### Task goal
Print the data exactly. Pictures stay out.
BEGIN Input
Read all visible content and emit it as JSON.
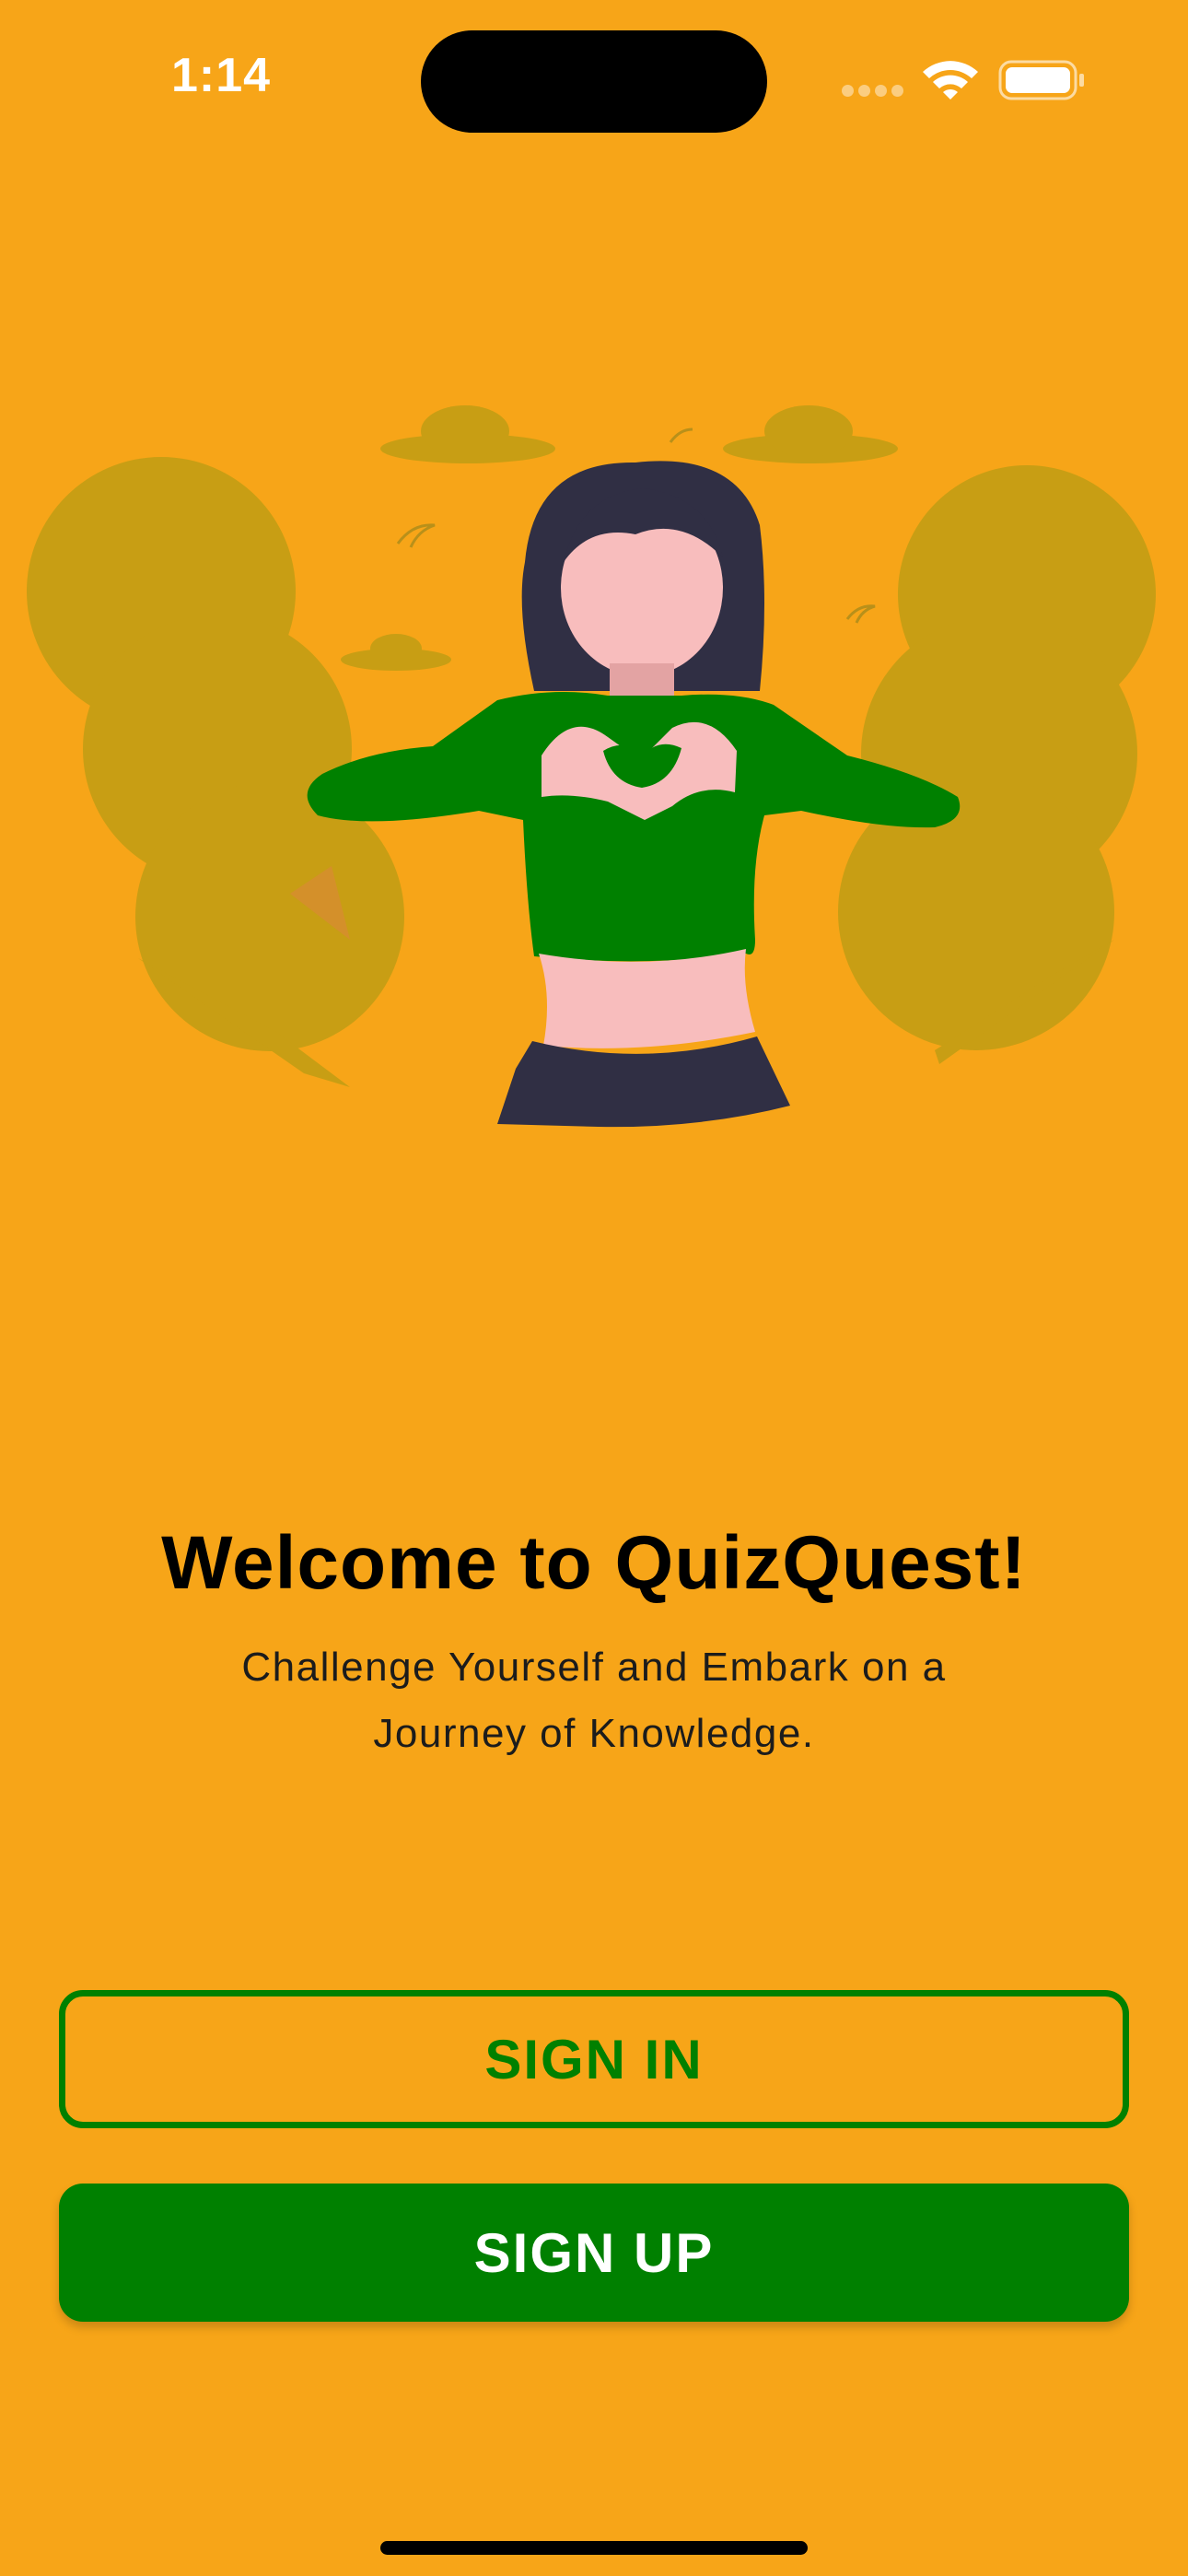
{
  "status_bar": {
    "time": "1:14"
  },
  "welcome": {
    "title": "Welcome to QuizQuest!",
    "subtitle": "Challenge Yourself and Embark on a Journey of Knowledge."
  },
  "buttons": {
    "sign_in": "SIGN IN",
    "sign_up": "SIGN UP"
  },
  "colors": {
    "background": "#F7A518",
    "accent": "#008000",
    "plant": "#C89E14",
    "hair": "#302F44",
    "skin": "#F8BDBD"
  },
  "icons": [
    "signal-icon",
    "wifi-icon",
    "battery-icon"
  ]
}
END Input
### Answer box
Read all visible content and emit it as JSON.
{
  "status_bar": {
    "time": "1:14"
  },
  "welcome": {
    "title": "Welcome to QuizQuest!",
    "subtitle": "Challenge Yourself and Embark on a Journey of Knowledge."
  },
  "buttons": {
    "sign_in": "SIGN IN",
    "sign_up": "SIGN UP"
  },
  "colors": {
    "background": "#F7A518",
    "accent": "#008000",
    "plant": "#C89E14",
    "hair": "#302F44",
    "skin": "#F8BDBD"
  },
  "icons": [
    "signal-icon",
    "wifi-icon",
    "battery-icon"
  ]
}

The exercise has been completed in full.